Fresh criticism was sparked on Wednesday evening amid reports the Prime Minister had dropped the services of a key campaigner behind the 2019 general election victory.
Lee Cain, the former No 10 Director of Communications under Boris Johnson, called the decision a “monumental error”, adding: “Isaac Levido and Michael Brooks spearheaded the best election campaign in decades”.
Senior MPs have pleaded for the party to put aside their differences and to “speak with one voice” to the voters.
Sir Geoffrey Clifton-Brown, treasurer of the 1922 Committee of backbench Tory MPs, and former Cabinet minister David Davis issued the appeal as the Prime Minister faced the prospect of more revolts, including if she rejects benefits rising with inflation, when Parliament returns next week.
Sir Geoffrey told Andrew Marr’s LBC show: “I’ve just been appalled this week by the lack of discipline in the party. And if we’re not united as a party, we can’t expect the public to believe in us.
“And we, particularly the Cabinet, should speak with one voice - whatever government policy is, they should speak with one voice and we’ve had too many forked tongues this week”.
Former Brexit Secretary Mr Davis urged Ms Truss to work more closely with backbench MPs.
If our party splits into pieces, we will have no hope at the next election. We have to pull together. The country faces massive challenges and meeting them demands unity. To achieve that unity, the front bench must take care to consult closely with their backbench colleagues. pic.twitter.com/SgnuwBuhBJ

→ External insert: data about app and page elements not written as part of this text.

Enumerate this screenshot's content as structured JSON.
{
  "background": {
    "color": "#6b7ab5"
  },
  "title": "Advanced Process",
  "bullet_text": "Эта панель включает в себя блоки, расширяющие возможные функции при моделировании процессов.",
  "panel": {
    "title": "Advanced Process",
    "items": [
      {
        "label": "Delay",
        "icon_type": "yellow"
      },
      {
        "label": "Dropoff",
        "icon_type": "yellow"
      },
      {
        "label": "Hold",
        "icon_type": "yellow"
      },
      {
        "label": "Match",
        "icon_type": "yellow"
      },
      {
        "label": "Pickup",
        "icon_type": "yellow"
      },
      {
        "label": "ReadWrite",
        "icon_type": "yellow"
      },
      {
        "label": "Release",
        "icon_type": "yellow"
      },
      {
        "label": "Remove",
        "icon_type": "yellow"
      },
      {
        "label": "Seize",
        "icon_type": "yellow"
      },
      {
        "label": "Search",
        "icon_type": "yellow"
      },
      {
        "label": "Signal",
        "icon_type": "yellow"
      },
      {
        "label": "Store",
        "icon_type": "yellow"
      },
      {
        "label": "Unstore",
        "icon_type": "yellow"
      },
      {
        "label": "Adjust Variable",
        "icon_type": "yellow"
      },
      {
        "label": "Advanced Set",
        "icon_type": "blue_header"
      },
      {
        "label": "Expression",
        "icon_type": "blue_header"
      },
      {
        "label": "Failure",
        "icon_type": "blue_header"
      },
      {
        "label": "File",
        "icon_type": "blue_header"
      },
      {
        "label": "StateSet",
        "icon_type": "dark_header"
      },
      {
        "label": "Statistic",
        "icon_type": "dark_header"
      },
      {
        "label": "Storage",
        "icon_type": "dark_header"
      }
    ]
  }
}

— David Davis (@DavidDavisMP) October 5, 2022
He tweeted: “If our party splits into pieces, we will have no hope at the next election. We have to pull together.
“The country faces massive challenges and meeting them demands unity. To achieve that unity, the front bench must take care to consult closely with their backbench colleagues.”
In her speech to Tory party conference, Ms Truss vowed to get the country through “stormy days", and pledged to take on what she called the “anti-growth coalition".
She admitted that her economic plans, marked by £45bn in tax cuts and undermined by a chaotic U-turn over aboloshing the top rate of tax, would cause disruption.
However she said in her speech, that was interrupted by climate protesters, that “the status quo is not an option" and “we must stay the course”.
Ms Truss now faces a battle to overturn polling showing a significant lead for the Labour Party.
According to polling expert Sir John Curtice, ten opinion polls show Labour currently has an average 25 point lead over the Conservatives.
The Conservative Party’s fortunes were dealt a fresh blow on Wednesday evening by a YouGov poll showing support for the Tories in Scotland collapsing amid dissatisfaction with the ‘mini budget’.
The poll for the Times newspaper showed the Scottish Conservatives were attracting the lowest levels of support for almost eight years, with Scottish Labour gaining on the back of the collapse.